**What the task asks**: Line by line, output the data that follows exactly as written.

——

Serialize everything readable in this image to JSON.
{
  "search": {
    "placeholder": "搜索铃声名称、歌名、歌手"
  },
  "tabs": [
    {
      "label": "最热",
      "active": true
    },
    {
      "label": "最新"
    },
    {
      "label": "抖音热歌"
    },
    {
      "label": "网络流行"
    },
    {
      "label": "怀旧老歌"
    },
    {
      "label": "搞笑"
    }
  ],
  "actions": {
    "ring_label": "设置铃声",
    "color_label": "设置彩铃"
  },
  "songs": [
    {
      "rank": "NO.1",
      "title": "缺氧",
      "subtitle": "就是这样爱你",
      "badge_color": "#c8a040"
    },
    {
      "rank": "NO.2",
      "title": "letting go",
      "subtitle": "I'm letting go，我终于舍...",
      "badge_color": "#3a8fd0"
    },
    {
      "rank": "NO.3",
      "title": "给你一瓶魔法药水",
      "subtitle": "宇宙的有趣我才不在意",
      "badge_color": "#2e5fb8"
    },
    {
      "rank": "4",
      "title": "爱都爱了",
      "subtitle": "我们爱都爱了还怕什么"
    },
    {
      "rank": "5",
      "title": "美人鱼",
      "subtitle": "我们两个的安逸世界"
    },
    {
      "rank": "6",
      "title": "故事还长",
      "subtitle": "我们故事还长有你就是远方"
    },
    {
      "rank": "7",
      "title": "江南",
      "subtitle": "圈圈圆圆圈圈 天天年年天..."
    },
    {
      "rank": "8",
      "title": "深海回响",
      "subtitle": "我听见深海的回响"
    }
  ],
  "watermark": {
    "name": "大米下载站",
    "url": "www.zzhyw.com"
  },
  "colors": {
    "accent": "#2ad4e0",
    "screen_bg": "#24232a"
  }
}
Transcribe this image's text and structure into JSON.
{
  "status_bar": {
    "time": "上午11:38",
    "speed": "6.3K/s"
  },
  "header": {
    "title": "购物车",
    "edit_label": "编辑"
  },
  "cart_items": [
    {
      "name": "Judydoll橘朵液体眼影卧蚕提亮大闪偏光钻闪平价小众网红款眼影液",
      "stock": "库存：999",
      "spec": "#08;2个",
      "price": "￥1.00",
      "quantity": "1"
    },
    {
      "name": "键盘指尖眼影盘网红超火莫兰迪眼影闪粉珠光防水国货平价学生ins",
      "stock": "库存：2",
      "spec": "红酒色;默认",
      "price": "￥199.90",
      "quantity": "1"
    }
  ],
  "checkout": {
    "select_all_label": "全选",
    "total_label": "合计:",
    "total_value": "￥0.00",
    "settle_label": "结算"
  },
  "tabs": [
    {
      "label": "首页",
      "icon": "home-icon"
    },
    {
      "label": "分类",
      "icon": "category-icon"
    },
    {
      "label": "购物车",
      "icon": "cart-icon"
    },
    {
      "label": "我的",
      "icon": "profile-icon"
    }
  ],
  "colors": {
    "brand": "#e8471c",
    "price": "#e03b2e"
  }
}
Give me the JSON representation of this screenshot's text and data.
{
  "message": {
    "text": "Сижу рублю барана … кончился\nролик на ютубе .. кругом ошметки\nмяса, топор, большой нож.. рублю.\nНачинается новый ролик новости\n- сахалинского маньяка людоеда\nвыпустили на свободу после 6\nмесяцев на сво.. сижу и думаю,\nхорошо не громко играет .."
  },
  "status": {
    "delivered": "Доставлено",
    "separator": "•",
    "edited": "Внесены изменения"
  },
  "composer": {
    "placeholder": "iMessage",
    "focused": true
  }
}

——

**Exercise result**:
Serialize everything readable in this image to JSON.
{
  "search": {
    "placeholder": "搜索铃声名称、歌名、歌手"
  },
  "tabs": [
    {
      "label": "最热",
      "active": true
    },
    {
      "label": "最新"
    },
    {
      "label": "抖音热歌"
    },
    {
      "label": "网络流行"
    },
    {
      "label": "怀旧老歌"
    },
    {
      "label": "搞笑"
    }
  ],
  "actions": {
    "ring_label": "设置铃声",
    "color_label": "设置彩铃"
  },
  "songs": [
    {
      "rank": "NO.1",
      "title": "缺氧",
      "subtitle": "就是这样爱你",
      "badge_color": "#c8a040"
    },
    {
      "rank": "NO.2",
      "title": "letting go",
      "subtitle": "I'm letting go，我终于舍...",
      "badge_color": "#3a8fd0"
    },
    {
      "rank": "NO.3",
      "title": "给你一瓶魔法药水",
      "subtitle": "宇宙的有趣我才不在意",
      "badge_color": "#2e5fb8"
    },
    {
      "rank": "4",
      "title": "爱都爱了",
      "subtitle": "我们爱都爱了还怕什么"
    },
    {
      "rank": "5",
      "title": "美人鱼",
      "subtitle": "我们两个的安逸世界"
    },
    {
      "rank": "6",
      "title": "故事还长",
      "subtitle": "我们故事还长有你就是远方"
    },
    {
      "rank": "7",
      "title": "江南",
      "subtitle": "圈圈圆圆圈圈 天天年年天..."
    },
    {
      "rank": "8",
      "title": "深海回响",
      "subtitle": "我听见深海的回响"
    }
  ],
  "watermark": {
    "name": "大米下载站",
    "url": "www.zzhyw.com"
  },
  "colors": {
    "accent": "#2ad4e0",
    "screen_bg": "#24232a"
  }
}
Transcribe this image's text and structure into JSON.
{
  "status_bar": {
    "time": "上午11:38",
    "speed": "6.3K/s"
  },
  "header": {
    "title": "购物车",
    "edit_label": "编辑"
  },
  "cart_items": [
    {
      "name": "Judydoll橘朵液体眼影卧蚕提亮大闪偏光钻闪平价小众网红款眼影液",
      "stock": "库存：999",
      "spec": "#08;2个",
      "price": "￥1.00",
      "quantity": "1"
    },
    {
      "name": "键盘指尖眼影盘网红超火莫兰迪眼影闪粉珠光防水国货平价学生ins",
      "stock": "库存：2",
      "spec": "红酒色;默认",
      "price": "￥199.90",
      "quantity": "1"
    }
  ],
  "checkout": {
    "select_all_label": "全选",
    "total_label": "合计:",
    "total_value": "￥0.00",
    "settle_label": "结算"
  },
  "tabs": [
    {
      "label": "首页",
      "icon": "home-icon"
    },
    {
      "label": "分类",
      "icon": "category-icon"
    },
    {
      "label": "购物车",
      "icon": "cart-icon"
    },
    {
      "label": "我的",
      "icon": "profile-icon"
    }
  ],
  "colors": {
    "brand": "#e8471c",
    "price": "#e03b2e"
  }
}
Give me the JSON representation of this screenshot's text and data.
{
  "message": {
    "text": "Сижу рублю барана … кончился\nролик на ютубе .. кругом ошметки\nмяса, топор, большой нож.. рублю.\nНачинается новый ролик новости\n- сахалинского маньяка людоеда\nвыпустили на свободу после 6\nмесяцев на сво.. сижу и думаю,\nхорошо не громко играет .."
  },
  "status": {
    "delivered": "Доставлено",
    "separator": "•",
    "edited": "Внесены изменения"
  },
  "composer": {
    "placeholder": "iMessage",
    "focused": true
  }
}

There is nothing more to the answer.